> [INSTRUCTIONS TO FOLLOW]:
Scan the records for lines with the word "class", and copy every such line.

> [Web page and app entries]:
━━━

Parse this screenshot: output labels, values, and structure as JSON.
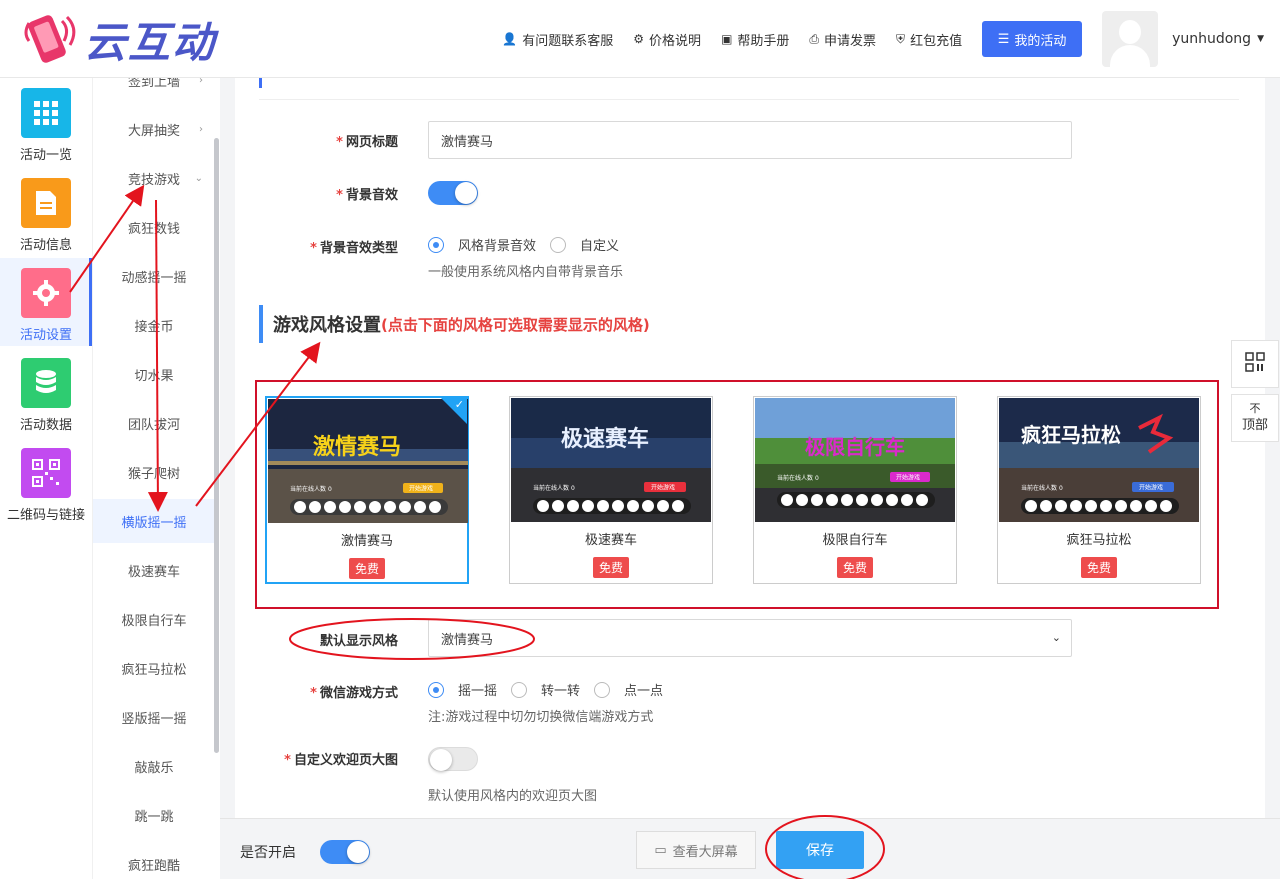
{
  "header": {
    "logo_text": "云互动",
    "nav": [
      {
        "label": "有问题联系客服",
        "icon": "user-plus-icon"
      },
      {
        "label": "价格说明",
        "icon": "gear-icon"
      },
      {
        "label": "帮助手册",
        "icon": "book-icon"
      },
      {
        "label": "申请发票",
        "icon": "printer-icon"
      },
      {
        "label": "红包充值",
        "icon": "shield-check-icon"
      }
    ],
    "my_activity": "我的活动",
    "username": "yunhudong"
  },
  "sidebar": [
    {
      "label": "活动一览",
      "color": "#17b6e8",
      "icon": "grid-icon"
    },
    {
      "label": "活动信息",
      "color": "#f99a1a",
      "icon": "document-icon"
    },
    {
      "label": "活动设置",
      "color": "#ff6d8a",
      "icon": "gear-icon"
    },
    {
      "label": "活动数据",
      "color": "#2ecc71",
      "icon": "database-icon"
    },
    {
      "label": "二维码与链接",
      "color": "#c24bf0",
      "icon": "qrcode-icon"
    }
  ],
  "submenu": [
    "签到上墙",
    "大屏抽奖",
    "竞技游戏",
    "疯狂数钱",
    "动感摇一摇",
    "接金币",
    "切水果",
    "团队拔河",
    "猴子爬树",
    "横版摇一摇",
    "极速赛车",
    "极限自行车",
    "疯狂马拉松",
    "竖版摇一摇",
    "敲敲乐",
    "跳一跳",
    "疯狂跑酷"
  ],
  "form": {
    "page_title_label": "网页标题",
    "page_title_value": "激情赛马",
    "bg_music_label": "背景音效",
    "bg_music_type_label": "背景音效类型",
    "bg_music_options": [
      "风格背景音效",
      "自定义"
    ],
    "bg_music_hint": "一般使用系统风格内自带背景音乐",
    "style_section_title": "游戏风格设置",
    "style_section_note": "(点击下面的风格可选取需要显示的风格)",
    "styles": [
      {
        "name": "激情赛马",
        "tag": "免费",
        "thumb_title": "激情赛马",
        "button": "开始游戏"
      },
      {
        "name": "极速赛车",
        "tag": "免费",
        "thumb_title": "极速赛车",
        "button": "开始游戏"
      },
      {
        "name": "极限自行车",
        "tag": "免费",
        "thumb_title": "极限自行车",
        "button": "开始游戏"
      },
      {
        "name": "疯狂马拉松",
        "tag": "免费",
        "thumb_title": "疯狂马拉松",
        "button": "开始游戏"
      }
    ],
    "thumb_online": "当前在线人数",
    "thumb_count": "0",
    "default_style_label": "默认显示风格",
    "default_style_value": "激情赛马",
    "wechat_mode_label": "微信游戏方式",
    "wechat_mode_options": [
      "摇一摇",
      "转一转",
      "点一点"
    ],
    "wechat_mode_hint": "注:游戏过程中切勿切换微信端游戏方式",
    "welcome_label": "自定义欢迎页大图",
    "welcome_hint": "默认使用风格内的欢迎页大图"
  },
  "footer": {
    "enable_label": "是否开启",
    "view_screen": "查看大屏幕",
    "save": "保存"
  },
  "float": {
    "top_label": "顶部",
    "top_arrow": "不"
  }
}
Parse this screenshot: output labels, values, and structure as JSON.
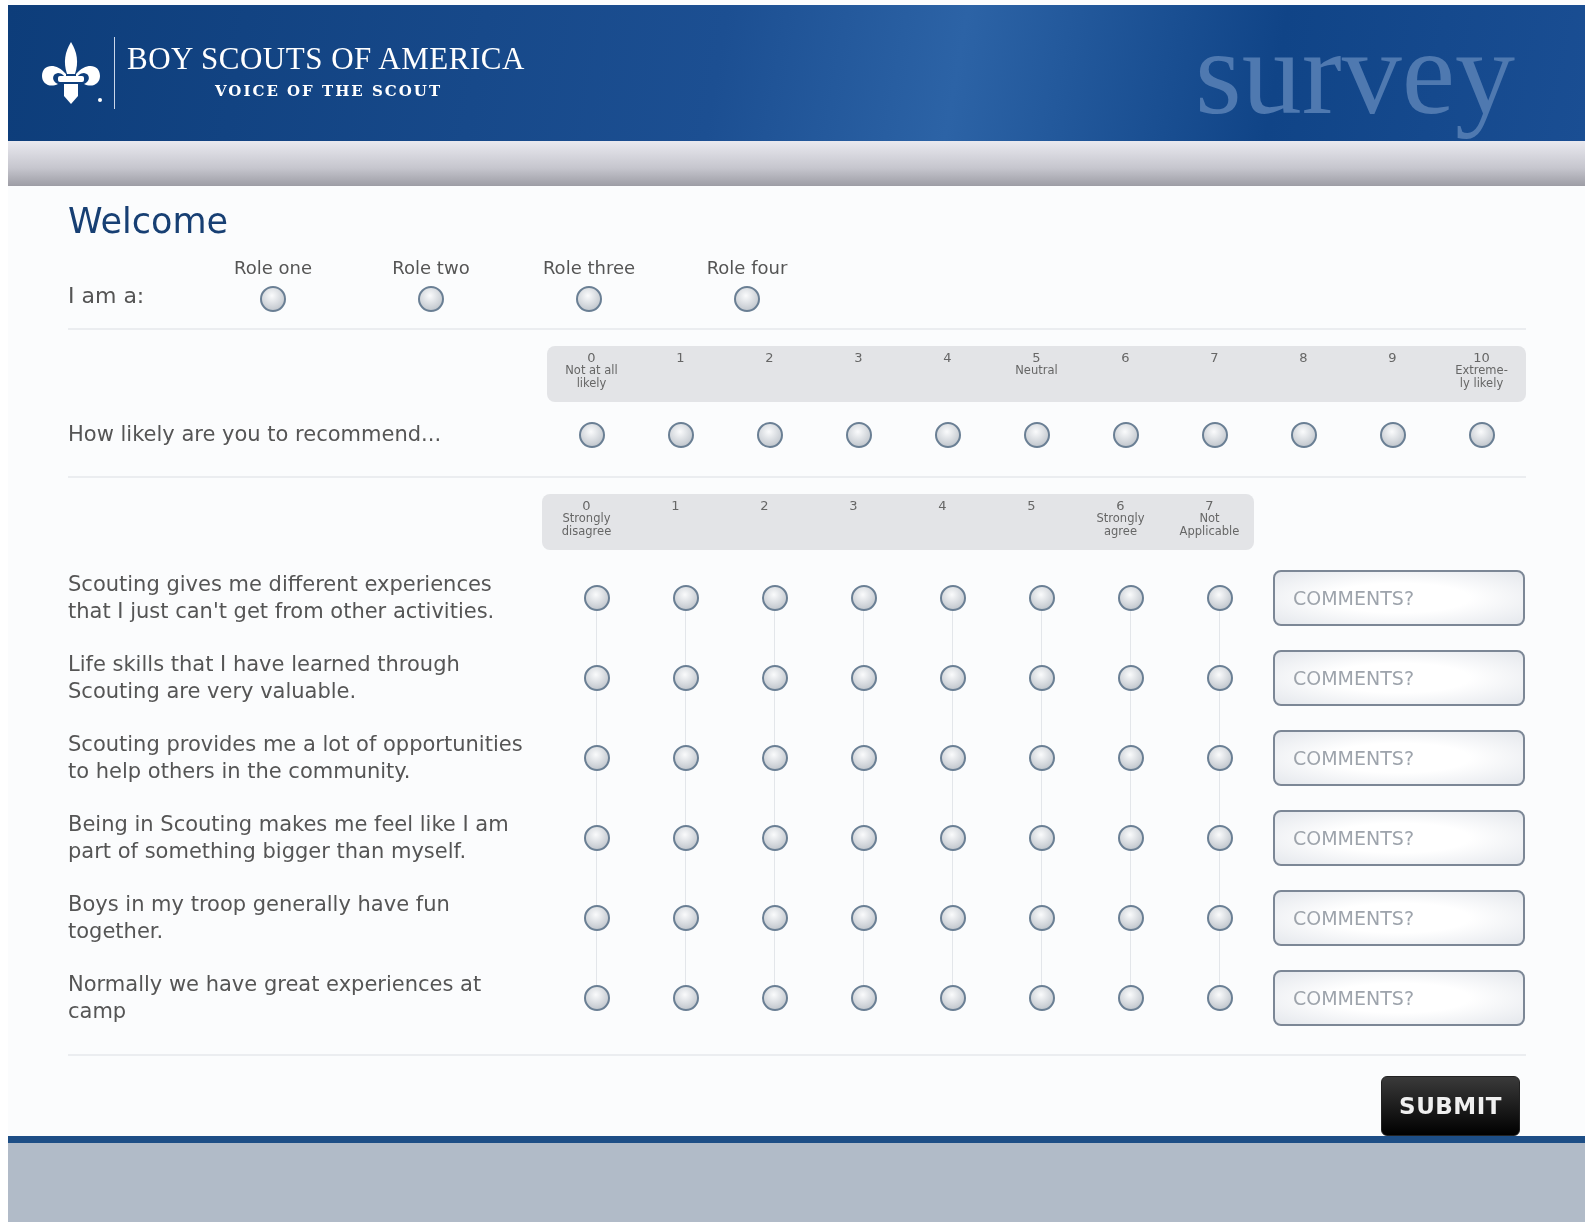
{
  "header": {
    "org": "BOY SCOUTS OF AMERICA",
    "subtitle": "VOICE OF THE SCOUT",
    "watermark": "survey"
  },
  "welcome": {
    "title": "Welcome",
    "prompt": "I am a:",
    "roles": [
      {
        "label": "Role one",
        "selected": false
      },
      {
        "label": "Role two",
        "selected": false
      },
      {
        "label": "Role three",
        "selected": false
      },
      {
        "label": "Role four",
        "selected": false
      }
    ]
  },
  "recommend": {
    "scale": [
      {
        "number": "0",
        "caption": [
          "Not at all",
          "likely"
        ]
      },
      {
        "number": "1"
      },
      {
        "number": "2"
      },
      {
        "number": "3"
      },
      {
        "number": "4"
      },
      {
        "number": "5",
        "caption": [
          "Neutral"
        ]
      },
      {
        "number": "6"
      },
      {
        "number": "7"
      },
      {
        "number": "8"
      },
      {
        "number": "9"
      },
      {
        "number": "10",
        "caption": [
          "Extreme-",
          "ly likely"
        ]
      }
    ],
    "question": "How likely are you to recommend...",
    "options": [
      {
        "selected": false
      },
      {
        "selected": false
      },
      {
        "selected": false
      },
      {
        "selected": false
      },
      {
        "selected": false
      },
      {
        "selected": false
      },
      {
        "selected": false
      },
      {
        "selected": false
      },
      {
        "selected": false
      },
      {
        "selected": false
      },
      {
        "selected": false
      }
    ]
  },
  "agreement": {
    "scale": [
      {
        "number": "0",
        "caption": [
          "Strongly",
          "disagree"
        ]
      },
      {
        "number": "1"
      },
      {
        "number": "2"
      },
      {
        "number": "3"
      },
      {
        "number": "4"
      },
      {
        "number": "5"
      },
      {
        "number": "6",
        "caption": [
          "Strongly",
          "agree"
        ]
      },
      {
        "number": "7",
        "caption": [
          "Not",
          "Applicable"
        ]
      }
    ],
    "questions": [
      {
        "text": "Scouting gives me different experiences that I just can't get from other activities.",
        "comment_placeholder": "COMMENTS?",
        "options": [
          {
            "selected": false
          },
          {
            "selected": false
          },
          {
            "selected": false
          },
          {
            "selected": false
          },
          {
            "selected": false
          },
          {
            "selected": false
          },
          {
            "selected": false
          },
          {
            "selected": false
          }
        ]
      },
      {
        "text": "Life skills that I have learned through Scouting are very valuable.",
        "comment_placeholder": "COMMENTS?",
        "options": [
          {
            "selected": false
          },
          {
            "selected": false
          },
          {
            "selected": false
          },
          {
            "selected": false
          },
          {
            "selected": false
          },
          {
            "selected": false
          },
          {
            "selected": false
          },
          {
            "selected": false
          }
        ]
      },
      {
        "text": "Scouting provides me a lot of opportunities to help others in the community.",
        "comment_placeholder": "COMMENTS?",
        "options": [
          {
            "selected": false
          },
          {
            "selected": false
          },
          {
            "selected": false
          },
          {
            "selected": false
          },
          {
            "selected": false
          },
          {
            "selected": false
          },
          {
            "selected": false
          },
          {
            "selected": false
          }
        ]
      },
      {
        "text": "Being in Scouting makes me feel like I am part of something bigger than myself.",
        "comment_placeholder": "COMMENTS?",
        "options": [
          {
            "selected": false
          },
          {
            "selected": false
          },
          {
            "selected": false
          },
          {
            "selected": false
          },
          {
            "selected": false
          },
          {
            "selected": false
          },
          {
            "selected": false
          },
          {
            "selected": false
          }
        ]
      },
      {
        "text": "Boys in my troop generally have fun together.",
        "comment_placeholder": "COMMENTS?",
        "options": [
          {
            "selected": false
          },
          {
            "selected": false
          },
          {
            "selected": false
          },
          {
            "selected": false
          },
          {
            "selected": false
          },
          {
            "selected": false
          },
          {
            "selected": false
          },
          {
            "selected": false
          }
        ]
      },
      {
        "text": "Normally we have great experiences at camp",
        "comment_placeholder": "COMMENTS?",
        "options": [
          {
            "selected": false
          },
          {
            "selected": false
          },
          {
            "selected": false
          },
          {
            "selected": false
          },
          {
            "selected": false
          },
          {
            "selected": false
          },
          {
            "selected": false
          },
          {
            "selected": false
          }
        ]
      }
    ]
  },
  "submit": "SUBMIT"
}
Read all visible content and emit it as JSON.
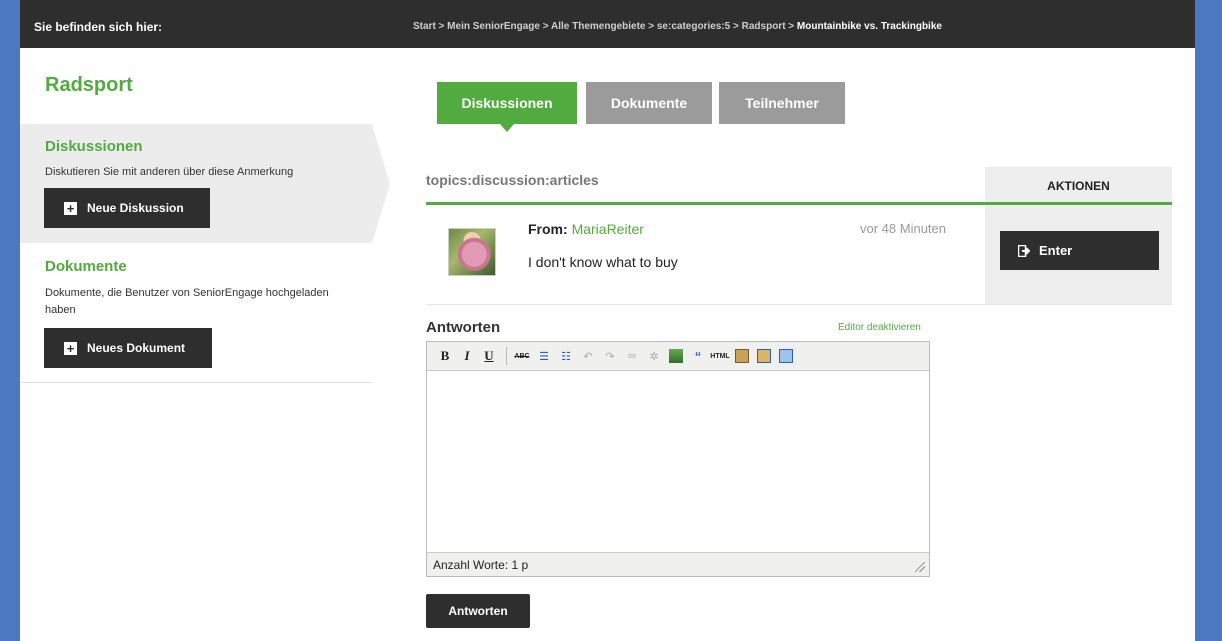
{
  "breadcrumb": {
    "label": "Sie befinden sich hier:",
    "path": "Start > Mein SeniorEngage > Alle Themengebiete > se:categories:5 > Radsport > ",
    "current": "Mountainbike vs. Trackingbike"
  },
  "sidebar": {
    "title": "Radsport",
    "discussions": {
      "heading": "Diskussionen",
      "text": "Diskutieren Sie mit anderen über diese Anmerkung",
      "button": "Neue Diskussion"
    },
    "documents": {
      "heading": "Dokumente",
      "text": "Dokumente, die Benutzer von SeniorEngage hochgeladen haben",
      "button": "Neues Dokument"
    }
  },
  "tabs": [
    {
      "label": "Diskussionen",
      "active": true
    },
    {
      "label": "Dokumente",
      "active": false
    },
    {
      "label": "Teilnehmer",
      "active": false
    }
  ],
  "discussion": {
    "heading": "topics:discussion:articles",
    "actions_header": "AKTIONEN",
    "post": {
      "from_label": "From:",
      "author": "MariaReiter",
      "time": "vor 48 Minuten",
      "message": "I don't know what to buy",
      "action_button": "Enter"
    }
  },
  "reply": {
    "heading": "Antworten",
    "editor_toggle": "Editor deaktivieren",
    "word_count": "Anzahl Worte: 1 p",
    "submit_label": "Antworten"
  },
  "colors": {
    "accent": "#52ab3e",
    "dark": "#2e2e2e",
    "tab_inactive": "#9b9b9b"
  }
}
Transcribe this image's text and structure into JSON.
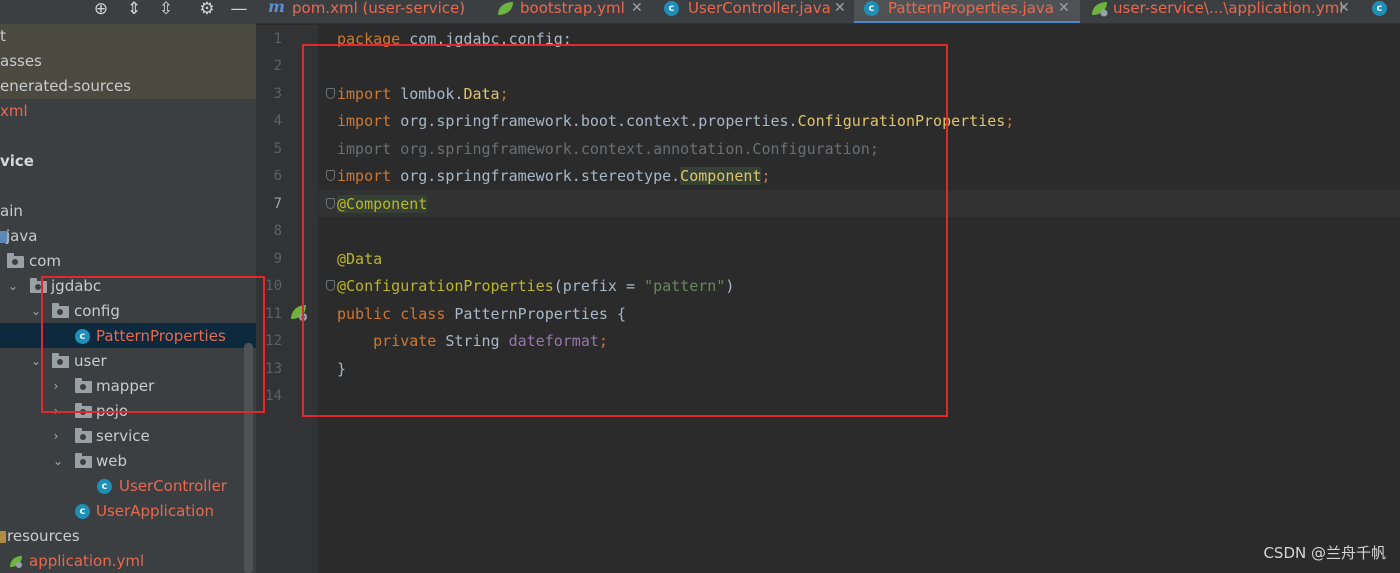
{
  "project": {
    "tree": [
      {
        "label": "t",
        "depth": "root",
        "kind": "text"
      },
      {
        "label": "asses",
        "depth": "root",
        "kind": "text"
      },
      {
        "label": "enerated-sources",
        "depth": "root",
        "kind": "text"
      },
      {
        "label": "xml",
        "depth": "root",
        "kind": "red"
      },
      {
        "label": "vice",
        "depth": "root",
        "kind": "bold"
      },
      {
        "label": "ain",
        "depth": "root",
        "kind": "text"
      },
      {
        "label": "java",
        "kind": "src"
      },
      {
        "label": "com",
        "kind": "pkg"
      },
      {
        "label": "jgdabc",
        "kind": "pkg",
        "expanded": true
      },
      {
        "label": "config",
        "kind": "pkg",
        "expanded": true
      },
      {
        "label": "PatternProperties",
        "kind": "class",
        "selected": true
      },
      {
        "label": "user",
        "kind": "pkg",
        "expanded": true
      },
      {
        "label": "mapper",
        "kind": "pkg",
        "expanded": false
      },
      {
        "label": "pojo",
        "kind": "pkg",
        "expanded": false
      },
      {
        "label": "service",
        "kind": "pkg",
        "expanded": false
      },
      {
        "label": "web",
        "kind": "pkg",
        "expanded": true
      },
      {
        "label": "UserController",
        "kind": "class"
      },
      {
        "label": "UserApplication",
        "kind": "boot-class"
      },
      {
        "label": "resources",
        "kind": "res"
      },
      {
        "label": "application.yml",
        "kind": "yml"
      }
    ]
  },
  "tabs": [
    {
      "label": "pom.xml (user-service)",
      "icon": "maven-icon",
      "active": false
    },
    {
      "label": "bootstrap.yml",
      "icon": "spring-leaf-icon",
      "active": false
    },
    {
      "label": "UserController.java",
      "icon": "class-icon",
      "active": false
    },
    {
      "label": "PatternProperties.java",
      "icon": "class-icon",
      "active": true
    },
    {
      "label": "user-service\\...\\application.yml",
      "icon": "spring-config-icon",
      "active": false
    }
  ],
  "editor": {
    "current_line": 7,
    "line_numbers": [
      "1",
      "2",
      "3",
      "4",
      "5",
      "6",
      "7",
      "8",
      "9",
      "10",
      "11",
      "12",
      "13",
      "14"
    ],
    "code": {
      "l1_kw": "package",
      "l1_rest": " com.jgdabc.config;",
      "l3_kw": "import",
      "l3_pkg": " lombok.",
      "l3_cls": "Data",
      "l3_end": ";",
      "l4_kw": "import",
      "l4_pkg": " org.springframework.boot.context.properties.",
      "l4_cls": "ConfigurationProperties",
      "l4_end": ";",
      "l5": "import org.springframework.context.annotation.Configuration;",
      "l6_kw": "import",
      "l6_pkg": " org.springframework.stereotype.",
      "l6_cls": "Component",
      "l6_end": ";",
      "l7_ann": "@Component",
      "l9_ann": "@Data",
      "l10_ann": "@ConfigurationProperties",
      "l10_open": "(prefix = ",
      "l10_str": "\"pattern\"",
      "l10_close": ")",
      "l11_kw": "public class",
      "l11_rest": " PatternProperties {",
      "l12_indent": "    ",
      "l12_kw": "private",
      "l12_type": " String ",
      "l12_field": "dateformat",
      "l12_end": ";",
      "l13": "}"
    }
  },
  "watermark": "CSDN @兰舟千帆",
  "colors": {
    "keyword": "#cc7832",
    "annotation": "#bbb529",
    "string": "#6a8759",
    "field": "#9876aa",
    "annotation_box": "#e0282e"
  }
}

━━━

> [YOUR RESPONSE]:
        "kind": "class",
        "kind": "class"
        "kind": "boot-class"
      "icon": "class-icon",
      "icon": "class-icon",
      "l11_kw": "public class",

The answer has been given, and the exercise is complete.